The wall just crashed on me. Crushed my head, broke my neck. I felt separated, like in relaxing mode, but really I was still driving the tank. I couldn’t feel my hands on the wheel. I felt nothing. My sergeant was telling me to stop on the radio, but I couldn’t speak loud because my voice just went away, I was whispering, a very slight whisper. Another tank got the wall from ahead and took it out, and we waited until the medics came. They took me to the support camp, and that’s where the doctors determined I had a broken neck and a spine injury. My spinal cord is C3-C4—quadriplegic. From my neckline down I cannot feel anything. I’m just happy I took the wall down. I did my job. If I had the chance to, I would go back now. I wanted to be a diesel mechanic. I was going to make a career in the Army, do my 20 years. I got an Army Commendation Medal—not a Purple Heart. I’m disappointed. It would make me more confident that I really did something. There’s another story I can tell in the future to my kids. I still think I’m active. I’m 22 years old. You don’t see a lot of veterans at 22 years old. I would like to talk to soldiers. Do volunteer work. Just talk to soldiers. But for the moment, right now, I just want to heal.
Alan Jermaine Lewis AGE 23; MILWAUKEE, WISCONSIN
Machine gunner in the Army’s 3rd Infantry Division. Wounded July 16, 2003, in Baghdad, when the Humvee he was driving hit a land mine.

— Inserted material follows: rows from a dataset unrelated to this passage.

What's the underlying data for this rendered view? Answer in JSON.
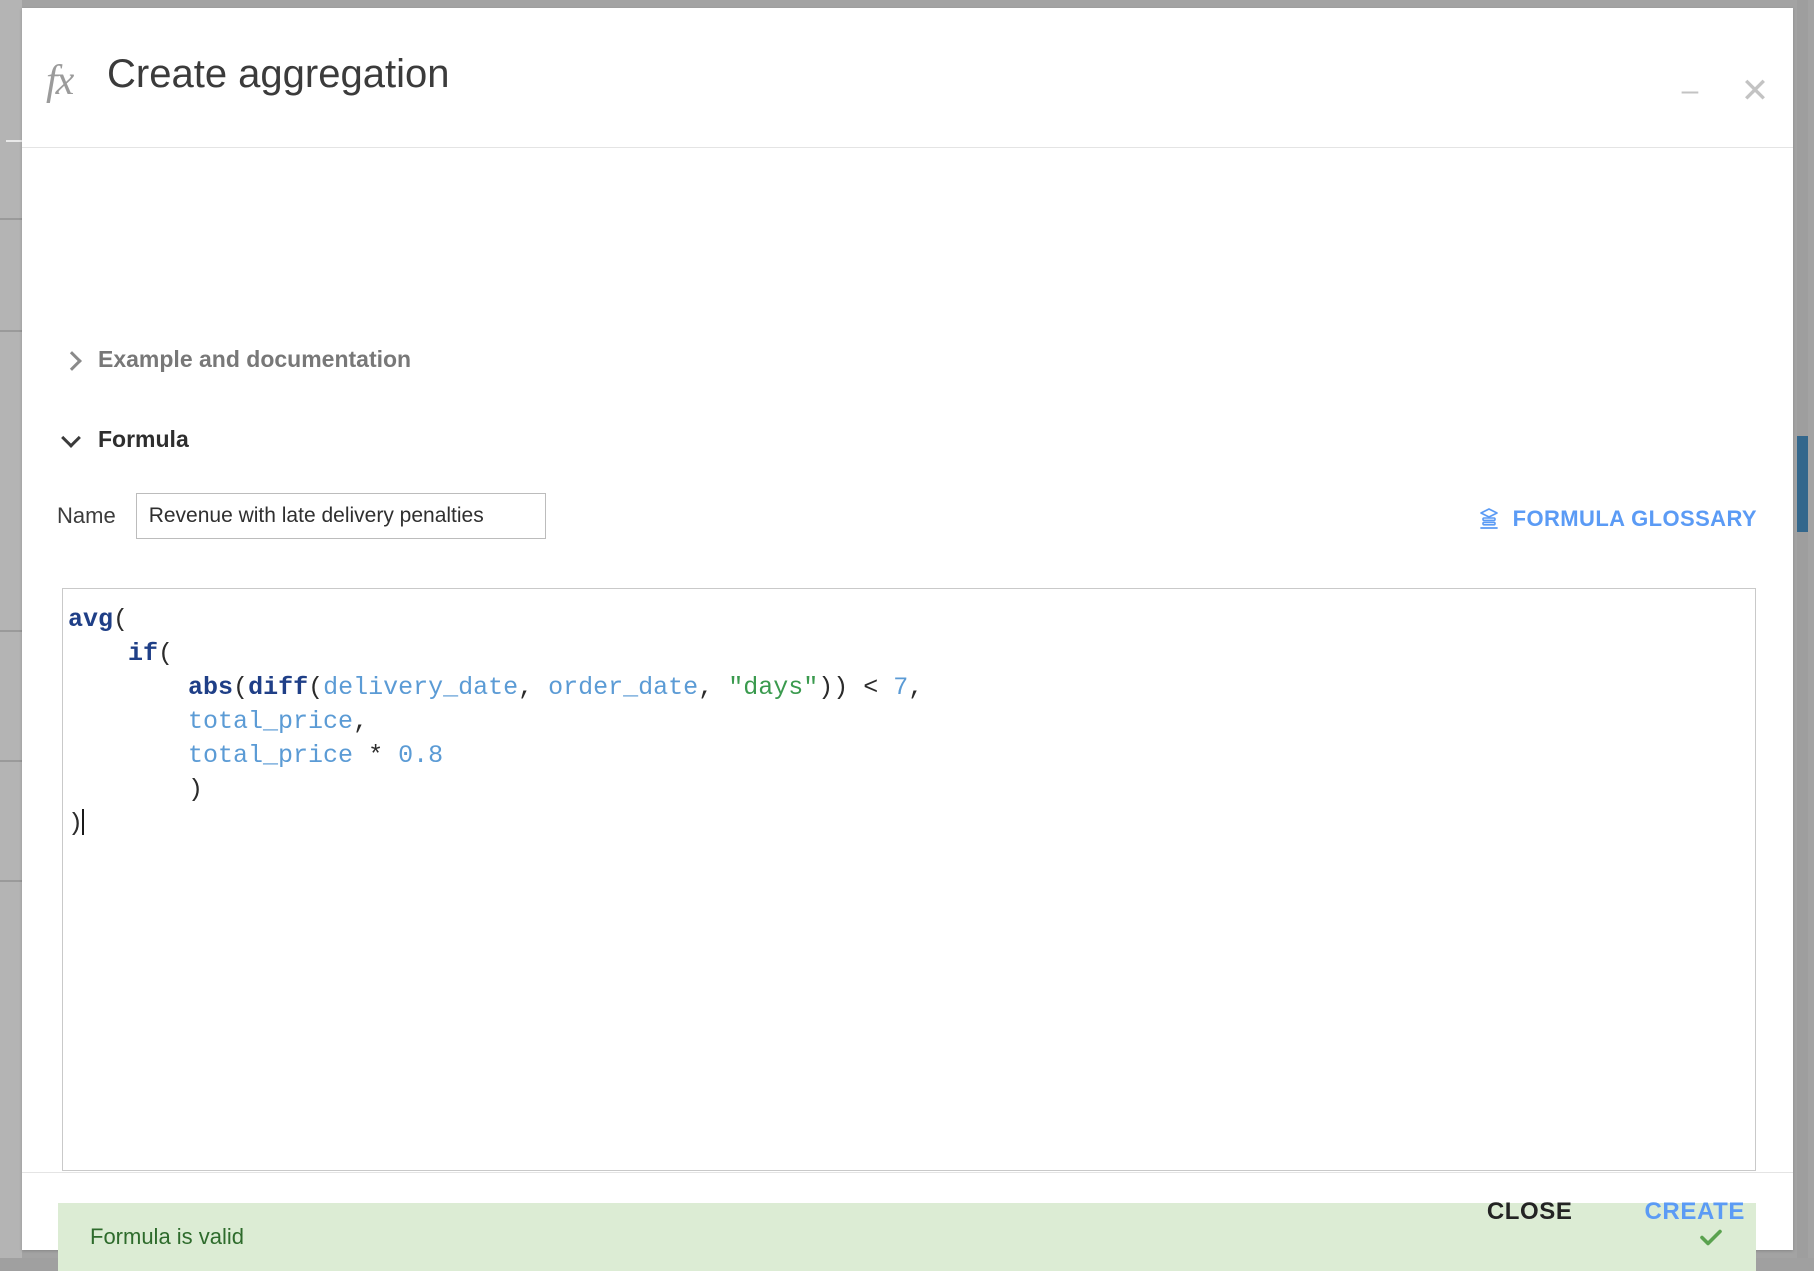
{
  "window": {
    "title": "Create aggregation",
    "fx_icon": "fx-icon",
    "minimize_label": "–",
    "close_label": "✕"
  },
  "sections": [
    {
      "key": "example",
      "label": "Example and documentation",
      "expanded": false,
      "chevron": "chevron-right-icon"
    },
    {
      "key": "formula",
      "label": "Formula",
      "expanded": true,
      "chevron": "chevron-down-icon"
    }
  ],
  "name_field": {
    "label": "Name",
    "value": "Revenue with late delivery penalties",
    "placeholder": "Name"
  },
  "glossary": {
    "label": "FORMULA GLOSSARY",
    "icon": "book-icon"
  },
  "editor": {
    "lines": [
      [
        {
          "t": "avg",
          "c": "tok-fn"
        },
        {
          "t": "(",
          "c": "tok-punc"
        }
      ],
      [
        {
          "t": "    ",
          "c": "tok-punc"
        },
        {
          "t": "if",
          "c": "tok-fn"
        },
        {
          "t": "(",
          "c": "tok-punc"
        }
      ],
      [
        {
          "t": "        ",
          "c": "tok-punc"
        },
        {
          "t": "abs",
          "c": "tok-fn"
        },
        {
          "t": "(",
          "c": "tok-punc"
        },
        {
          "t": "diff",
          "c": "tok-fn"
        },
        {
          "t": "(",
          "c": "tok-punc"
        },
        {
          "t": "delivery_date",
          "c": "tok-id"
        },
        {
          "t": ", ",
          "c": "tok-punc"
        },
        {
          "t": "order_date",
          "c": "tok-id"
        },
        {
          "t": ", ",
          "c": "tok-punc"
        },
        {
          "t": "\"days\"",
          "c": "tok-str"
        },
        {
          "t": "))",
          "c": "tok-punc"
        },
        {
          "t": " < ",
          "c": "tok-op"
        },
        {
          "t": "7",
          "c": "tok-num"
        },
        {
          "t": ",",
          "c": "tok-punc"
        }
      ],
      [
        {
          "t": "        ",
          "c": "tok-punc"
        },
        {
          "t": "total_price",
          "c": "tok-id"
        },
        {
          "t": ",",
          "c": "tok-punc"
        }
      ],
      [
        {
          "t": "        ",
          "c": "tok-punc"
        },
        {
          "t": "total_price",
          "c": "tok-id"
        },
        {
          "t": " * ",
          "c": "tok-op"
        },
        {
          "t": "0.8",
          "c": "tok-num"
        }
      ],
      [
        {
          "t": "        ",
          "c": "tok-punc"
        },
        {
          "t": ")",
          "c": "tok-punc"
        }
      ],
      [
        {
          "t": ")",
          "c": "tok-punc"
        }
      ]
    ],
    "plain_text": "avg(\n    if(\n        abs(diff(delivery_date, order_date, \"days\")) < 7,\n        total_price,\n        total_price * 0.8\n        )\n)",
    "caret_visible": true
  },
  "validation": {
    "message": "Formula is valid",
    "status": "valid",
    "icon": "check-icon",
    "background_color": "#dcecd4",
    "text_color": "#2e6b2c",
    "icon_color": "#5aa24f"
  },
  "footer": {
    "close_label": "CLOSE",
    "create_label": "CREATE"
  },
  "colors": {
    "accent_blue": "#5b9bf5",
    "function_blue": "#1f3f87",
    "identifier_blue": "#5b9bd5",
    "string_green": "#3a9a4e",
    "scrollbar_thumb": "#33678c"
  }
}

I remember every detail about my legs. Every detail from the scars to the ingrown toenails to the birthmarks to the burn marks. I made it a habit, even before I joined the military, to cherish every part of my body, because I would always look at it like, “What if this finger was gone, would I be able to function without it?” I don’t know why. Maybe it was God’s way of preparing me for what was going to happen. I’ve always thought about death—just growing up in Chicago and living out here in this world. I had a friend when I was six years old, his name was Charles. He was shot in the head—I think it was a stray bullet. My oldest sister was killed by a stray bullet when I was just a couple of months old, and my father was killed when I was seven. He was being robbed. So death has always been around. I’m actually glad that I did the military the way I did—that I lived in the world for a couple of years—because I never would have known what it would be like to live on my own and be able to have parties at my house and own a car and do things like that. I’ve always wanted to go into education and become a teacher but they just don’t make enough to survive off of. So I figure with my disability now, and the money I’ll get from the government, I can use that plus the money I’ll get from being a teacher and live comfortably. So I want to go to college and study education. I’ve been dealing with the military since I was a sophomore in high school. They came to the school like six times a year. They had a recruiting station like a block from our high school. It was just right there. I could have gotten any job I wanted in the military. But my idea of a solider is hard-charging, the guy with the guns. So I didn’t want to go into the military and do anything else besides that — I signed up for infantry. The reasons for going to war were bogus but we were right to go in there. Saddam was a bad guy. But the Purple Heart was one thing I never wanted. The Secretary of the Army gave it to me.